Smart-Trucking.com, a website run by truck drivers, calculated driver’s costs and time, and found that many drivers are making less than $4.00/hour.
Big trucking companies say that their revenue growth was slowed in 2013 because of the slow implementation of the new FMCSA regulations.
In reality, they’re making more money than ever. The average net profit margin was about 6 percent for last year. That’s a big increase from 3-4 percent range the previous three years.
Trucking companies could be paying drivers more: they choose not to do so.
Carriers have more interest in their bottom line than in public safety.
They have likely calculated that it’s less expensive to manage turnover and pay per mile than it is for them to pay experienced drivers by the hour.
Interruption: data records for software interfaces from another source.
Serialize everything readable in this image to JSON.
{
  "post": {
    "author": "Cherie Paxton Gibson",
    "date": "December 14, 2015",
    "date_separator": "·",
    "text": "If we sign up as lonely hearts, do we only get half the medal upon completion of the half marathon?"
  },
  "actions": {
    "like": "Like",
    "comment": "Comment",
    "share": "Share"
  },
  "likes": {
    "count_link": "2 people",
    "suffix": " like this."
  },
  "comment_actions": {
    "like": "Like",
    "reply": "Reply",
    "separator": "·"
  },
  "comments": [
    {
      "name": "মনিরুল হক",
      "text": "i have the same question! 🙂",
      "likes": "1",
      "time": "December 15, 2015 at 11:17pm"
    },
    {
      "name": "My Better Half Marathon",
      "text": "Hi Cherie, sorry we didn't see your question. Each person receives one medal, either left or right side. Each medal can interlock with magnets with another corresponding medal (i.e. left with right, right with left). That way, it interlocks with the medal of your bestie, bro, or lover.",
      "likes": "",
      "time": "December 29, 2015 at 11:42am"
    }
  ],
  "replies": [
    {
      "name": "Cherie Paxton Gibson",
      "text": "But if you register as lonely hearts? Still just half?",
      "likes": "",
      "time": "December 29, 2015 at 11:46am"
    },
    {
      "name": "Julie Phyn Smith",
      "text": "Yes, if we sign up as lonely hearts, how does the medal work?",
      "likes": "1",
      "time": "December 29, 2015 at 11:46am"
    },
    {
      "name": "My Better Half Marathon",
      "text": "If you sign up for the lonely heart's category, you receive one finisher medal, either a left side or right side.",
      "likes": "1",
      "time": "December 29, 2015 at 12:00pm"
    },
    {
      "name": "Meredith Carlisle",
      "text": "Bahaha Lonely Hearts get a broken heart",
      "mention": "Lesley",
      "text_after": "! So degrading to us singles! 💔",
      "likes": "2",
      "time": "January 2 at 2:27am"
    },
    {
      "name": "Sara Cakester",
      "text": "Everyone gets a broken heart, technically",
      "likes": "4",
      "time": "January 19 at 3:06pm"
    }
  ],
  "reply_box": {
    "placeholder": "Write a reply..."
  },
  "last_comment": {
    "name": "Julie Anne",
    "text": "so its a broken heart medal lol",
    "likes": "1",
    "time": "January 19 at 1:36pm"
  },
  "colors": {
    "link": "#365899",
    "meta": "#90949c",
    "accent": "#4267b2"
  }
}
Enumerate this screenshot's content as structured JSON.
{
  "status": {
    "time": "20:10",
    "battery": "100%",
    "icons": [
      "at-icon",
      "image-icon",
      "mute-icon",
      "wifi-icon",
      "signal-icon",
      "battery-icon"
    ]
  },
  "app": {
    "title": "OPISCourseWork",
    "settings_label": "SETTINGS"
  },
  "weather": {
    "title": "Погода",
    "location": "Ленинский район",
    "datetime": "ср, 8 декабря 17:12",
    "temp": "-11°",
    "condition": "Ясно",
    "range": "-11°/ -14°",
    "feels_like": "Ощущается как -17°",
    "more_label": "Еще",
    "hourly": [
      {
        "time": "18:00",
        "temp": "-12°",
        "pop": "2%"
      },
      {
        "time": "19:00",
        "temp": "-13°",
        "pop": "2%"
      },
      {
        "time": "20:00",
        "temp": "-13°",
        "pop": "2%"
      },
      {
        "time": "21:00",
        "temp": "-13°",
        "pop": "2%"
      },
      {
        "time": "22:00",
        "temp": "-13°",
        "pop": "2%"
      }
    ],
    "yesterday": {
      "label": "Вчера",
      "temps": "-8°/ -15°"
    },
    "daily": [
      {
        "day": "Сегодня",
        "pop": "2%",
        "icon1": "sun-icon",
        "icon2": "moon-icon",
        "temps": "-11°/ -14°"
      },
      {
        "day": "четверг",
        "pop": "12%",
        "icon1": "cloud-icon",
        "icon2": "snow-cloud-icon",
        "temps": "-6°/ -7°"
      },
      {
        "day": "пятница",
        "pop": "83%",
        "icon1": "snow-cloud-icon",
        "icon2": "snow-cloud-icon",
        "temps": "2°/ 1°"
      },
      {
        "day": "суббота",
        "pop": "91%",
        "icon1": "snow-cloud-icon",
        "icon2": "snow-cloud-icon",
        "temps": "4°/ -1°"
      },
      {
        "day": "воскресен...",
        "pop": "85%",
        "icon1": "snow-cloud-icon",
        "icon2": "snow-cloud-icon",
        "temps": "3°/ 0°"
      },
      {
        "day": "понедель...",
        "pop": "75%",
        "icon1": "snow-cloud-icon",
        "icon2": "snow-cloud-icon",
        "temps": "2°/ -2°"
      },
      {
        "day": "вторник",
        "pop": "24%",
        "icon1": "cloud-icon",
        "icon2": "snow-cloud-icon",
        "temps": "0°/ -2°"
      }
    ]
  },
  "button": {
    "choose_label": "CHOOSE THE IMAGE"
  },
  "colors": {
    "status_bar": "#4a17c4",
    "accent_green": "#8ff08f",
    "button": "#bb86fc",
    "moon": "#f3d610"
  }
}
It’s a risk calculation – similar to what insurance companies do – and based on those profit margins, it must be working for them.
If the current safety rules are hurting truckers, it’s because carriers are defraying their own costs on the backs of truckers.
And the government is allowing the trucking industry to make more money, pay drivers less, and make our roads more dangerous.
Most long-haul semi-truck drivers in the U.S. are not paid a salary.
They are paid per mile.
Some jobs pay bonuses, but most of a trucker’s “On Duty, Not Driving” time—loading, unloading, refueling, break time— is unpaid.
So, when truckers are waylaid by bad weather, stuck in traffic, or taking their mandatory breaks, they are basically unpaid.
Does pay-per-mile contribute to truck accidents?
Paying truckers per mile puts incentives on unsafe behaviors. If a driver paid per mile is put off-schedule by a sudden traffic jam, that driver may drive too long and skip breaks to make the miles.
A recent study from Australia, under review by the Federal Motor Carrier Administration, supports this theory. Researchers found that truck drivers who are paid by distance (in Australia, kilometers), or paid per trip, take fewer breaks—and take more drugs.
A tired trucker or trucker who has used drugs to stay awake trying to make up miles is a recipe for a serious truck accident.
The high rate of truck driver turnover
Experienced truckers are leaving the industry because they’re not making enough money for their time and effort. This is creating a safety issue: inexperienced drivers are more likely to be responsible for a fatal crash.
For long-haul carriers, it’s a revolving door: they had turnover rates of 99 percent in the first half of 2013.
Although it makes sense from a safety perspective, it’s unlikely that major trucking companies would be willing to consider the pay change.
Trucking carriers argue that customers are paying fleets by the mile. Therefore, fleet drivers should be paid by the mile, too.
“Disconnecting driver pay from how we get paid by our customers is a very frightening thought for this industry…”
The trucking industry would be committing “financial suicide,” with hourly pay, said Steve Gordon, COO of Gordon Trucking Inc.